So here's a quick fitness update, because I haven't done one of those for a while. I have been woefully under-training or not training at all for the last... twelve weeks? In this time, I've been trying to fit in what I can, a walk around the circle, hulaing, hopping on the skier's edge machine. When I'm up in Whitefish, I've hiked up Big Mountain a couple of times (wow, that's a grunt), been playing in the skate park, (resulting in some training dampening injuries, but nothing too bad), paddling a canoe, swimming in the river, etc.
I've been eating pretty well, although there was a very stressful period about two weeks ago that lasted for about ten days where my eating disorder reared its horrible head and swallowed me whole. It was intense for about three days, and I did some good work trying to be compassionate to myself through it, rather than being angry at my will power. (Because eating disorders aren't about will power, they are about choice.)
Lets digress here for just a mo and think about this some more. The kind of choice I'm talking about here is not necessarily do I choose to put this piece of food in my mouth or not. Because when you are in the thick of it, you are in survival mode. You are clinging to choice with a very irrational mindset. For me, when I get lost like this, food is like a hug from the inside. And the hug is so fleeting, but it felt so good, that I put in another hug. Rationally, I know that I am ultimately hurting myself by putting so much food in me. And I know that this kind of hug leads to tears, not to satisfaction.

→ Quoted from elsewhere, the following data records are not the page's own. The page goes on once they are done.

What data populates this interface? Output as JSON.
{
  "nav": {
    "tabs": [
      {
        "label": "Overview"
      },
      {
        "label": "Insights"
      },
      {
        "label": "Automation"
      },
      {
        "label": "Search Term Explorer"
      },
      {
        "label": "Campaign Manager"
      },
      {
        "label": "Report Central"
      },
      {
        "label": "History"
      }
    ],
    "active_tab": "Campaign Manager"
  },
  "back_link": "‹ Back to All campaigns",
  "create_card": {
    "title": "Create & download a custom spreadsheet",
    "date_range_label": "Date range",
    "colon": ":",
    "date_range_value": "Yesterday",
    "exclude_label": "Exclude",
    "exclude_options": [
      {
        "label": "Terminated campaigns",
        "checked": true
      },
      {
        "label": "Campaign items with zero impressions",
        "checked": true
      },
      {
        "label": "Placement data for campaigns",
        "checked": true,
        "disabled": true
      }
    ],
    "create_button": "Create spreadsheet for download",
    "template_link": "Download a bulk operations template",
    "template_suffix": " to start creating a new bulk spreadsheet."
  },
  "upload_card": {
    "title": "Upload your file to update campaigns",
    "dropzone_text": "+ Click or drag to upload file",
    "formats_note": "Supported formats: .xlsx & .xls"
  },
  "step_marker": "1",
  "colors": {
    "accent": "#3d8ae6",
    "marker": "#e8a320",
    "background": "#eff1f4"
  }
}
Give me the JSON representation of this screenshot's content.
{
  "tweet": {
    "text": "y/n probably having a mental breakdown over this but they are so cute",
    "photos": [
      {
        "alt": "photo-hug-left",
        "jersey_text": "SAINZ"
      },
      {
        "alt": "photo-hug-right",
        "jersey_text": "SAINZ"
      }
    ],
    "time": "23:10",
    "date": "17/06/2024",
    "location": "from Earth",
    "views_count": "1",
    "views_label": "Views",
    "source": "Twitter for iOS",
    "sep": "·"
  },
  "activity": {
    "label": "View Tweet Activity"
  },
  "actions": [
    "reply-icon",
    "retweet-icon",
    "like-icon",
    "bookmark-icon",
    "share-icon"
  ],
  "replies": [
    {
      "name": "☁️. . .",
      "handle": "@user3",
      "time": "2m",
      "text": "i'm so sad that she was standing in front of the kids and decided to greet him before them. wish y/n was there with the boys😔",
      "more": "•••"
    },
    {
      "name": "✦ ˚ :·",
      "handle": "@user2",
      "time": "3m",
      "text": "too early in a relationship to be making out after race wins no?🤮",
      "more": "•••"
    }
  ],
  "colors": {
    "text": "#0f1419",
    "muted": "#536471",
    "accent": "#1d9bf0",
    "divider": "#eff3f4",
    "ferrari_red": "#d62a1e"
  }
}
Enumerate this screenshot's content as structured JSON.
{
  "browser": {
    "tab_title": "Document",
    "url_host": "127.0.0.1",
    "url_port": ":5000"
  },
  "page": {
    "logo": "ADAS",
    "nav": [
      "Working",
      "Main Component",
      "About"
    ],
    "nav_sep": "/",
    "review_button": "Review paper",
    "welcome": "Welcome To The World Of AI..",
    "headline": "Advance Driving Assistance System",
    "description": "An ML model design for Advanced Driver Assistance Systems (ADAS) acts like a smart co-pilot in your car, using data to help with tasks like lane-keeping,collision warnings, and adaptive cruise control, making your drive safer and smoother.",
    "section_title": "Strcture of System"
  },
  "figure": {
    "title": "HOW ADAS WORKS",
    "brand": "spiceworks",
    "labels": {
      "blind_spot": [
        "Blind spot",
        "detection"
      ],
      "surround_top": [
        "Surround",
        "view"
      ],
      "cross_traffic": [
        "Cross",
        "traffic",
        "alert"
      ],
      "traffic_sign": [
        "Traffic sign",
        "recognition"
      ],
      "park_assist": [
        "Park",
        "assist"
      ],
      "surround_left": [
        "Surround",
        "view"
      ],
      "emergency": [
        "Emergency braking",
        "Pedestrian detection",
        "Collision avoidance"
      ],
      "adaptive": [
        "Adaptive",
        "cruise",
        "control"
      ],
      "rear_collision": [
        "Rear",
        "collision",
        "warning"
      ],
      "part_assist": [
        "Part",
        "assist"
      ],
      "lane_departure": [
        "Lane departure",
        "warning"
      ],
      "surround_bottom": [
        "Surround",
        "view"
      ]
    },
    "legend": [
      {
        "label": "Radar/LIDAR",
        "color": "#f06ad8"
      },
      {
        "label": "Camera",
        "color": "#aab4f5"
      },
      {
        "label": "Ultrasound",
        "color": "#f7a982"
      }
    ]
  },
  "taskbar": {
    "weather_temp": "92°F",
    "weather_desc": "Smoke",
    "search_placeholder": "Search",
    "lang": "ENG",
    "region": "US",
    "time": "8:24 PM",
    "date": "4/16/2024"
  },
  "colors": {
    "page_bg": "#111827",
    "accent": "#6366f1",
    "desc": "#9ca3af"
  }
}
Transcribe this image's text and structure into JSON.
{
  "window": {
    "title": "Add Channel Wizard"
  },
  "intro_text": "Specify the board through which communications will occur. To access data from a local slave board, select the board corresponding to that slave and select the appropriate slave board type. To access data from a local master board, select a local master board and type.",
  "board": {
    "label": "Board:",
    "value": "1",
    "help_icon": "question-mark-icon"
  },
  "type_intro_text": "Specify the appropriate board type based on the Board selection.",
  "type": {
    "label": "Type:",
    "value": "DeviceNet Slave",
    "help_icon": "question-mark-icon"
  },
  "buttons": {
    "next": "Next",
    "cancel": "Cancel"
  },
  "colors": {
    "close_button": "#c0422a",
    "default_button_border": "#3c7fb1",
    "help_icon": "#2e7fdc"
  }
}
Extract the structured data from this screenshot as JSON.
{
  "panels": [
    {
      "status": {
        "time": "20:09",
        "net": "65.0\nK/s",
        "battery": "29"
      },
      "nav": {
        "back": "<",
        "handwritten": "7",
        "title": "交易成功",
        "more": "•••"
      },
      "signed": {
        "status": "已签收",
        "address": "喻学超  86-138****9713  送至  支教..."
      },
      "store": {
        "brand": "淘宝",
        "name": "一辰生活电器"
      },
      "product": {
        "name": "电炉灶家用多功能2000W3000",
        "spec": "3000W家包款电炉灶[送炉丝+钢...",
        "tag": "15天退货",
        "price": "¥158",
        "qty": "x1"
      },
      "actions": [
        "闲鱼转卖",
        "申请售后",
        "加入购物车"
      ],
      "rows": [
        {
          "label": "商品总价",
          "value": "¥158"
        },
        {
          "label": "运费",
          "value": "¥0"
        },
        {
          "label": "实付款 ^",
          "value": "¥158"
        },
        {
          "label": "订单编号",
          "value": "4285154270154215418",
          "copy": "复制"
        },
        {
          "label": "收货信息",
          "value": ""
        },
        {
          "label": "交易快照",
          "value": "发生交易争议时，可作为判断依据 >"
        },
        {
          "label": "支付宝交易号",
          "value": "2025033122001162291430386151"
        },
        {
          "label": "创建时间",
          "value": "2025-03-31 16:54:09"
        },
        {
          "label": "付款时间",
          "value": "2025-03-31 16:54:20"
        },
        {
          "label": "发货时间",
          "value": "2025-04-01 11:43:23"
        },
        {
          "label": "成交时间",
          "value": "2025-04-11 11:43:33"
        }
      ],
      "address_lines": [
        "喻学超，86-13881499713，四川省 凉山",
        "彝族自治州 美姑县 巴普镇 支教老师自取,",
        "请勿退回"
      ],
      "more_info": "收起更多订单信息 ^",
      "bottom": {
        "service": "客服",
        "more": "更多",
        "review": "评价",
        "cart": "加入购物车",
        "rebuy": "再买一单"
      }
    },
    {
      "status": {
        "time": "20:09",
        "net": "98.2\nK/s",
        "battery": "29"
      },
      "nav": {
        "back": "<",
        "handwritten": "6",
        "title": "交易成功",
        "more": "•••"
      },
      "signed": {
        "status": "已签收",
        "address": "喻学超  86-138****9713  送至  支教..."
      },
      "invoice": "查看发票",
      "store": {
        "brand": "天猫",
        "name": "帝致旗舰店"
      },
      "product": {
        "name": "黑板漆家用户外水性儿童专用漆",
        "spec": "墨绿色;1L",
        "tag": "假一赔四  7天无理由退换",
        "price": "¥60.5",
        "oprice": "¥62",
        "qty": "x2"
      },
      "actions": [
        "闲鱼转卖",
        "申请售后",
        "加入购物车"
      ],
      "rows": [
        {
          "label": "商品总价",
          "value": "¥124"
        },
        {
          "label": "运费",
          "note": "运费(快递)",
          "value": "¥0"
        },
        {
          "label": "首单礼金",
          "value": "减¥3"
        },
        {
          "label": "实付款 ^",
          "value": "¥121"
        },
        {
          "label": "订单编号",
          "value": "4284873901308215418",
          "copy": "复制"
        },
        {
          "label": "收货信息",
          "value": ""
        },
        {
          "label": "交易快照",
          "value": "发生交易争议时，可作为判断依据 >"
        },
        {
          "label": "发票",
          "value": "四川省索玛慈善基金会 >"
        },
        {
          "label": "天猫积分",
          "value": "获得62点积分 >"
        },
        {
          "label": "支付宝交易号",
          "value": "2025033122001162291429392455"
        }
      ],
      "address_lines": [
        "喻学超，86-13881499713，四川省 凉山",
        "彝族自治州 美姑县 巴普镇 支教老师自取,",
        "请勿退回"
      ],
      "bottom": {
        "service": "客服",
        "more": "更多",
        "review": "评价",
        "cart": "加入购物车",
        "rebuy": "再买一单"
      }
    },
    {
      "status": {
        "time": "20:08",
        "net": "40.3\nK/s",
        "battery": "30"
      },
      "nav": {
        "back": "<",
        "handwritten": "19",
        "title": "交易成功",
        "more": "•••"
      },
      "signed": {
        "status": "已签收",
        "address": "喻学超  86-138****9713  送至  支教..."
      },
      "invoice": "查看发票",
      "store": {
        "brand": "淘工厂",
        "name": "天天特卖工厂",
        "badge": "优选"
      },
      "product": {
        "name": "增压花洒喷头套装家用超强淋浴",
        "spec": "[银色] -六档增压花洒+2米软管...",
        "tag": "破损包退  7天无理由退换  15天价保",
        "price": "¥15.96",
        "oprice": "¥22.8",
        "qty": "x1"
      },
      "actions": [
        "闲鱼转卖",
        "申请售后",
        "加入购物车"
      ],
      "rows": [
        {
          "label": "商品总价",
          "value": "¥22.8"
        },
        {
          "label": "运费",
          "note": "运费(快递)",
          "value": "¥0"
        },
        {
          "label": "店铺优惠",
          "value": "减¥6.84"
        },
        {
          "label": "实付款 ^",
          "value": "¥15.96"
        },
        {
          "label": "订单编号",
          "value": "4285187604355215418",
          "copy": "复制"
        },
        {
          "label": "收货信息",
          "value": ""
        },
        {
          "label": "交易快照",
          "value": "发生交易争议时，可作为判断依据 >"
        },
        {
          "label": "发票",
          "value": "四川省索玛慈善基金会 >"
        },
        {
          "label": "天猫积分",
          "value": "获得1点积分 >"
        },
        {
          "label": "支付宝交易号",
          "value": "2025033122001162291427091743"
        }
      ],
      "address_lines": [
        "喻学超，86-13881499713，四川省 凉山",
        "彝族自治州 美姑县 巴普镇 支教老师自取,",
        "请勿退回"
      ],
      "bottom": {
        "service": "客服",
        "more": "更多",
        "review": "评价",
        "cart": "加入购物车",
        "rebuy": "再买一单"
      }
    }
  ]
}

But this is where the choice comes in. Its not about policing the moment, with judgment, ridicule, or even will power. The choice, for me, comes in by seeing how I am caring for myself with my actions. This is back to the lesson that Aubrey taught me about compassion.
We had been discussing the three things that plague me the most that I need to fix. Balancing my checkbook. Maintaining my schedule so I am not late, don't overbook, and don't double book or forget appointments. Feeding myself well.
Her thought on these was that I needed more compassion. My response to her was, (a titch aggressively, I'm sure.) "How the f**k is me being nice to myself supposed to help me learn to balance my f*&ing checkbook?" I mean, Its math. Its a math problem. It's, as Ethan's first grade teacher would say, a "must do". There are "want to dos" and "must dos" and balancing your checkbook is a must do.
Aubrey asked me how much compassion I was having for myself in that moment right then, and I told her, NONE. Because I am sick of it. I'm tired of not managing my money well. And its not true that you don't have to manage it well when you have none. The fact that I have $12 to my name and about $6000 worth of bills makes me feel powerless, so I don't manage my money.
But in this instance, lets be real, this is the TIME to manage your money. Manage the small amount you have so it can grow. SO out of this very frustrated place, with Aubrey poking at me, I suddenly realized that the answer to all three problems is the same.
Having compassion for myself means making a choice in the moment that is a caring choice. What is the most compassionate thing I can do in this moment? Is it put my wallet in the bottom of my purse, or is it take a moment to write down what I just spent, not because its a must do and I'm a f*&kup, but because I want to be kind to myself, and take care of myself, and the beating I give myself when I don't do this is NOT a compassionate place.
Having compassion for myself means looking at the bagel I'm about to eat (hopefully the first one and not the fourth one) and realizing that the compassionate thing to do, the most caring gesture I can make to myself in this moment of crisis, is to put it down and walk away. That's the hug. Because the way my body feels after I torture it like that is not compassionate.
And so on. I love looking at choice in this way. Its not saying, "Well, feel different! Are you depressed? You should stop feeling that way! Choose to not be depressed." That's not what I'm saying. What I'm working towards here in my practice would be something like, "I'm depressed. How can I care for myself right now. Is it more compassionate for me to go to bed, or for me to go sit in the sun in the yard?" One of those choices, while hard to do, leads down the path to freedom.